_WORK TO BE COMPLETED_
Please copy exactly the line that contains "Extract the structured" and every line after it through the end of the records, leaving the pictures out.

───── LISTED RECORDS

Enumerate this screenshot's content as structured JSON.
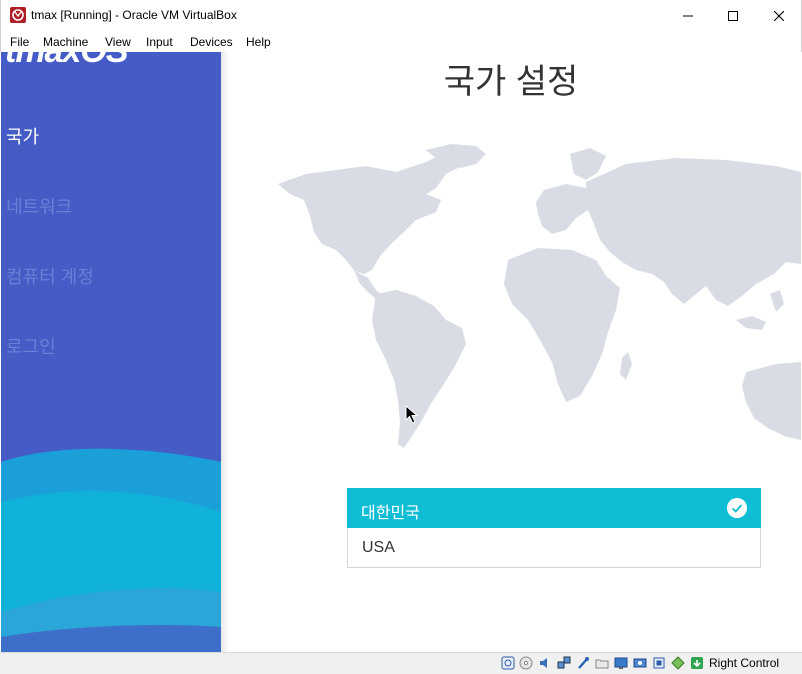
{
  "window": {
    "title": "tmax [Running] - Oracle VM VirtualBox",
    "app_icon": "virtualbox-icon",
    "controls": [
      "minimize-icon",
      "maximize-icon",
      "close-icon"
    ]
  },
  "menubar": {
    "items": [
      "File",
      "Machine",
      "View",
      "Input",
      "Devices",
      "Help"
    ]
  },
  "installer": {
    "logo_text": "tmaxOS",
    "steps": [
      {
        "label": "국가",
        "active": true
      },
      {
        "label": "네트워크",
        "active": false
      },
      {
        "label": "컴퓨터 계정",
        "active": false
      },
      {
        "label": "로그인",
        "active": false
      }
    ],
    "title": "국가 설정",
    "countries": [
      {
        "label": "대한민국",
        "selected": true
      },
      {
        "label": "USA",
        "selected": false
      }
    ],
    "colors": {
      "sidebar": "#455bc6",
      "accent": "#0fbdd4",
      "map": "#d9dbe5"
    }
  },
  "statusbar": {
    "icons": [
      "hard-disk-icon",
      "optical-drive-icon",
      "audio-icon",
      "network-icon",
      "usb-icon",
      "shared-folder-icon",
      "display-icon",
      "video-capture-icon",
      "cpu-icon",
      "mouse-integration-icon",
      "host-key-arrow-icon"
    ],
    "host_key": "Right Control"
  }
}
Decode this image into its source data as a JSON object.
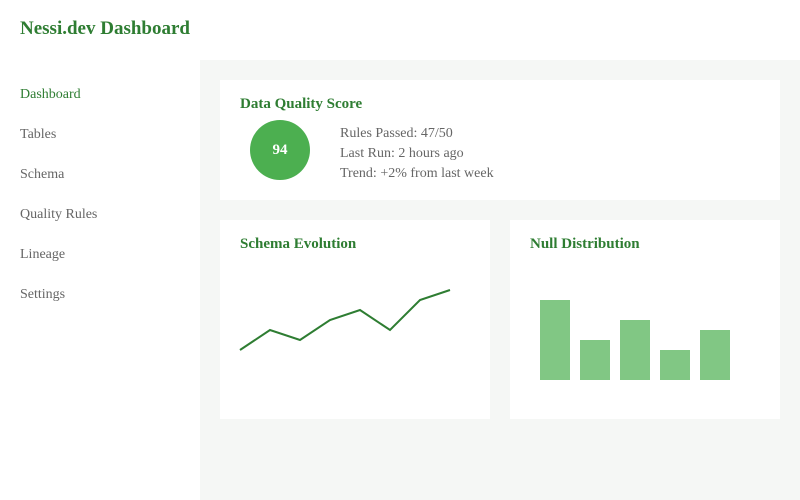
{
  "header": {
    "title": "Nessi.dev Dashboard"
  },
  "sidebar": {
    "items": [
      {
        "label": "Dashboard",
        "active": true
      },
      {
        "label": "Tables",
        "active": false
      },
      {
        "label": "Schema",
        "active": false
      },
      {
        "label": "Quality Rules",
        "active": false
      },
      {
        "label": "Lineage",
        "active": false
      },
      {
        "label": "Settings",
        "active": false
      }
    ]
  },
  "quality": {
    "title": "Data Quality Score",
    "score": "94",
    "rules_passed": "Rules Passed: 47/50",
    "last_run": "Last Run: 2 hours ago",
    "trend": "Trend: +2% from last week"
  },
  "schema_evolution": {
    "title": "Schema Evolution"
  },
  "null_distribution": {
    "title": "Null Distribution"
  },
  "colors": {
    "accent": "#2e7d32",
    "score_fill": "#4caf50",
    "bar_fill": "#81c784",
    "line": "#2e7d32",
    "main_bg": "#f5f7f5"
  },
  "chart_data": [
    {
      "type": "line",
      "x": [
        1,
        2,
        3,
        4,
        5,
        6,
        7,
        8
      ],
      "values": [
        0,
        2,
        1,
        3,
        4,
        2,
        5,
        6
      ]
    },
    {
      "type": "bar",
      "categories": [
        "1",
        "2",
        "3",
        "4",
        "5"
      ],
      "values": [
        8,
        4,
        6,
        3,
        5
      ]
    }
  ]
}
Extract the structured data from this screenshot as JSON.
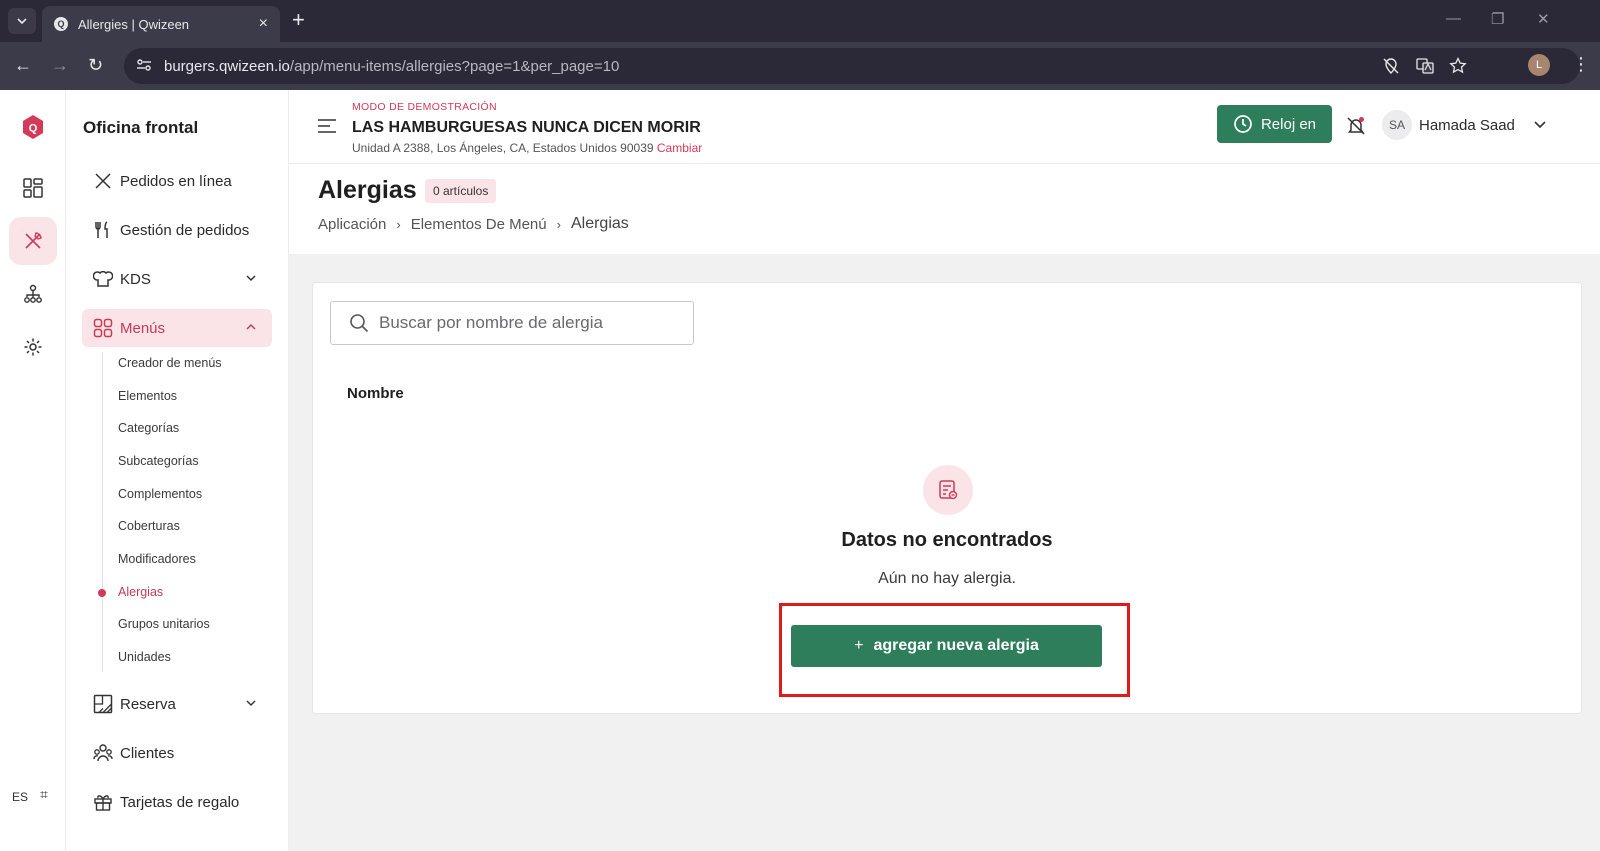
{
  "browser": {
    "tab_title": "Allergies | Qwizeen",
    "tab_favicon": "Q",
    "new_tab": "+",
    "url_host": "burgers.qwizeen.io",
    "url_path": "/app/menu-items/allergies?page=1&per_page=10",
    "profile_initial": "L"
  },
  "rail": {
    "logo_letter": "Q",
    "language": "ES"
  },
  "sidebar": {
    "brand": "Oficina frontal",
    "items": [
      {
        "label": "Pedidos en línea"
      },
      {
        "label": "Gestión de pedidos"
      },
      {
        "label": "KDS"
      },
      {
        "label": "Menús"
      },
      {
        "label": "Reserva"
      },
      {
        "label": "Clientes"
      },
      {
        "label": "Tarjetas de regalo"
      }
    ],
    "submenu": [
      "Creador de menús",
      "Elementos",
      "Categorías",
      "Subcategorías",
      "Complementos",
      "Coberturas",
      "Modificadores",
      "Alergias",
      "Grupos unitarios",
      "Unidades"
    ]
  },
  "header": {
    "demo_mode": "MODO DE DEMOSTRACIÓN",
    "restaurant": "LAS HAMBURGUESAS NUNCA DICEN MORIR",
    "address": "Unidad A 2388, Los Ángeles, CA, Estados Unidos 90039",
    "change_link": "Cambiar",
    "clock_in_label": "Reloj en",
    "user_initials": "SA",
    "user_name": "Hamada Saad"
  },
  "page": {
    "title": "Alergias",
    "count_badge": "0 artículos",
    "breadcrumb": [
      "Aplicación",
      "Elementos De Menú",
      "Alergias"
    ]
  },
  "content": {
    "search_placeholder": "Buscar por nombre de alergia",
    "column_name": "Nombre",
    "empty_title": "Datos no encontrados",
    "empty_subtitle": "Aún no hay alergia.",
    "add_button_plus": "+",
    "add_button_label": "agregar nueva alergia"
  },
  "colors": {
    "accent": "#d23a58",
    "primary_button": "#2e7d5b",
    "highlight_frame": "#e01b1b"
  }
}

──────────

_EXERCISE RESPONSE_
Extract the structured data from this screenshot as JSON.
{
  "browser": {
    "tab_title": "Allergies | Qwizeen",
    "tab_favicon": "Q",
    "new_tab": "+",
    "url_host": "burgers.qwizeen.io",
    "url_path": "/app/menu-items/allergies?page=1&per_page=10",
    "profile_initial": "L"
  },
  "rail": {
    "logo_letter": "Q",
    "language": "ES"
  },
  "sidebar": {
    "brand": "Oficina frontal",
    "items": [
      {
        "label": "Pedidos en línea"
      },
      {
        "label": "Gestión de pedidos"
      },
      {
        "label": "KDS"
      },
      {
        "label": "Menús"
      },
      {
        "label": "Reserva"
      },
      {
        "label": "Clientes"
      },
      {
        "label": "Tarjetas de regalo"
      }
    ],
    "submenu": [
      "Creador de menús",
      "Elementos",
      "Categorías",
      "Subcategorías",
      "Complementos",
      "Coberturas",
      "Modificadores",
      "Alergias",
      "Grupos unitarios",
      "Unidades"
    ]
  },
  "header": {
    "demo_mode": "MODO DE DEMOSTRACIÓN",
    "restaurant": "LAS HAMBURGUESAS NUNCA DICEN MORIR",
    "address": "Unidad A 2388, Los Ángeles, CA, Estados Unidos 90039",
    "change_link": "Cambiar",
    "clock_in_label": "Reloj en",
    "user_initials": "SA",
    "user_name": "Hamada Saad"
  },
  "page": {
    "title": "Alergias",
    "count_badge": "0 artículos",
    "breadcrumb": [
      "Aplicación",
      "Elementos De Menú",
      "Alergias"
    ]
  },
  "content": {
    "search_placeholder": "Buscar por nombre de alergia",
    "column_name": "Nombre",
    "empty_title": "Datos no encontrados",
    "empty_subtitle": "Aún no hay alergia.",
    "add_button_plus": "+",
    "add_button_label": "agregar nueva alergia"
  },
  "colors": {
    "accent": "#d23a58",
    "primary_button": "#2e7d5b",
    "highlight_frame": "#e01b1b"
  }
}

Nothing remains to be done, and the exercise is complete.